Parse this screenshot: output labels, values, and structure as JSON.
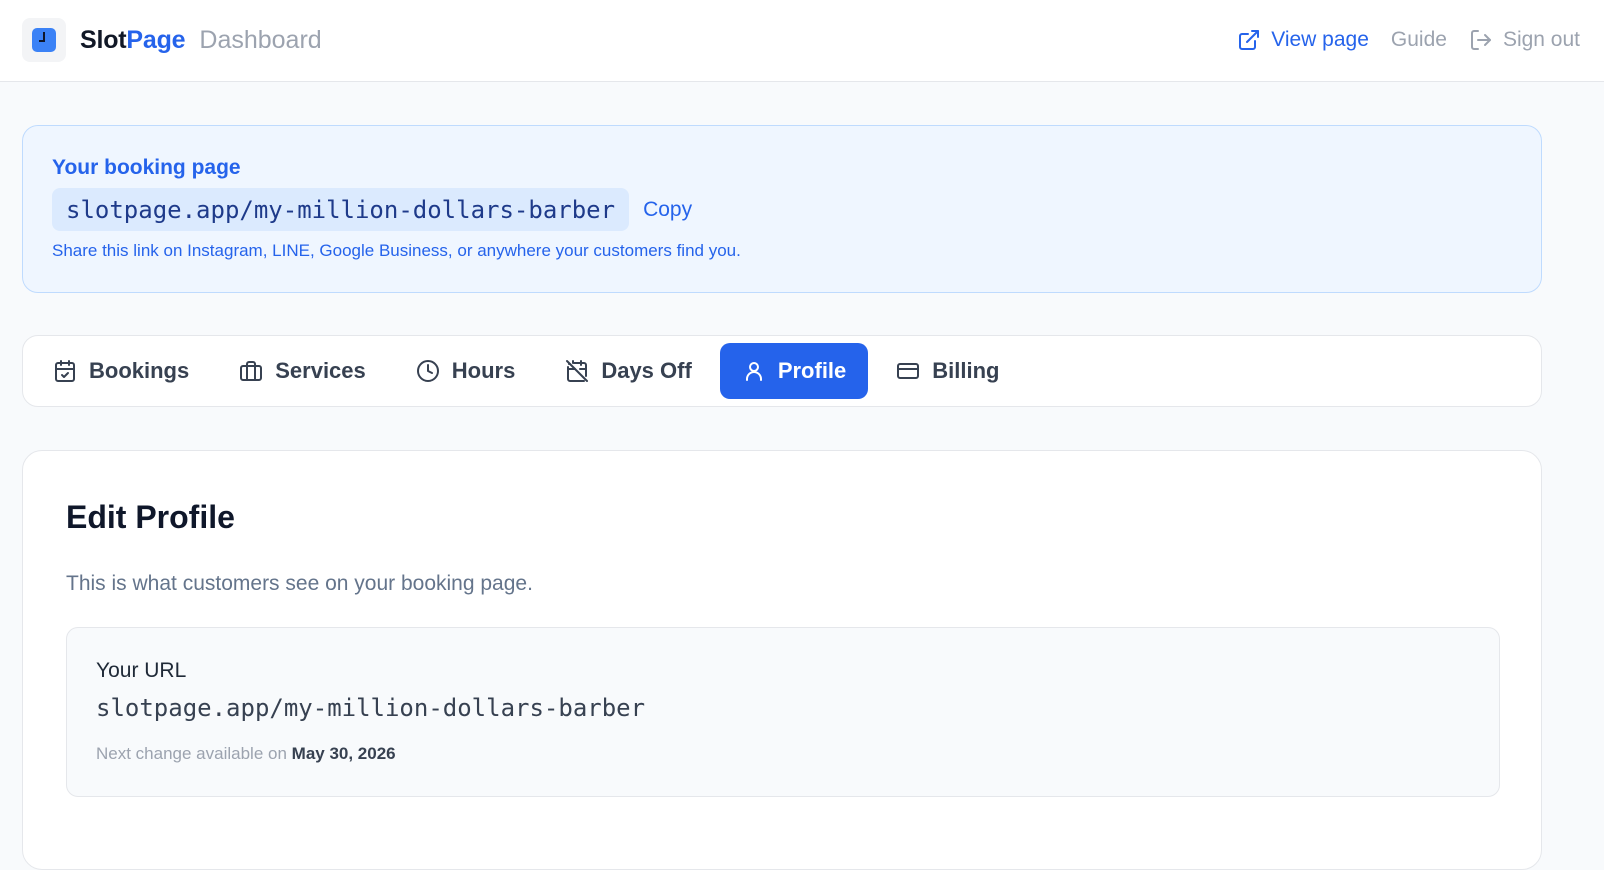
{
  "header": {
    "brand_part1": "Slot",
    "brand_part2": "Page",
    "subtitle": "Dashboard",
    "nav": {
      "view_page": "View page",
      "guide": "Guide",
      "sign_out": "Sign out"
    }
  },
  "banner": {
    "title": "Your booking page",
    "url": "slotpage.app/my-million-dollars-barber",
    "copy_label": "Copy",
    "hint": "Share this link on Instagram, LINE, Google Business, or anywhere your customers find you."
  },
  "tabs": [
    {
      "label": "Bookings",
      "icon": "calendar-check-icon"
    },
    {
      "label": "Services",
      "icon": "briefcase-icon"
    },
    {
      "label": "Hours",
      "icon": "clock-icon"
    },
    {
      "label": "Days Off",
      "icon": "calendar-off-icon"
    },
    {
      "label": "Profile",
      "icon": "user-icon",
      "active": true
    },
    {
      "label": "Billing",
      "icon": "credit-card-icon"
    }
  ],
  "profile": {
    "title": "Edit Profile",
    "subtitle": "This is what customers see on your booking page.",
    "url_label": "Your URL",
    "url_value": "slotpage.app/my-million-dollars-barber",
    "next_change_prefix": "Next change available on",
    "next_change_date": "May 30, 2026"
  },
  "colors": {
    "accent": "#2563eb",
    "banner_bg": "#eff6ff",
    "muted": "#9ca3af"
  }
}
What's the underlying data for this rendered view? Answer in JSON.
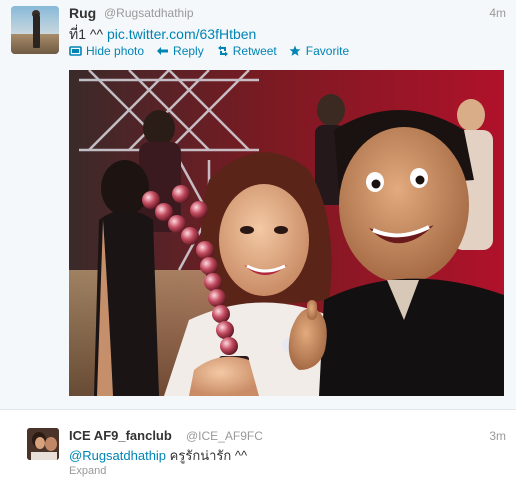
{
  "main_tweet": {
    "name": "Rug",
    "handle": "@Rugsatdhathip",
    "time": "4m",
    "text_prefix": "ที่1 ^^",
    "link": "pic.twitter.com/63fHtben",
    "actions": {
      "hide_photo": "Hide photo",
      "reply": "Reply",
      "retweet": "Retweet",
      "favorite": "Favorite"
    }
  },
  "reply_tweet": {
    "name": "ICE AF9_fanclub",
    "handle": "@ICE_AF9FC",
    "time": "3m",
    "mention": "@Rugsatdhathip",
    "text": "ครูรักน่ารัก ^^",
    "expand": "Expand"
  },
  "colors": {
    "link": "#0084b4",
    "muted": "#999999",
    "text": "#333333"
  },
  "icons": [
    "photo-icon",
    "reply-icon",
    "retweet-icon",
    "star-icon"
  ]
}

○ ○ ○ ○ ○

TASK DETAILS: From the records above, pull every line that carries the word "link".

EXERCISE SOLUTION:
    "hint": "Share this link on Instagram, LINE, Google Business, or anywhere your customers find you."
    "link": "pic.twitter.com/63fHtben",
    "link": "#0084b4",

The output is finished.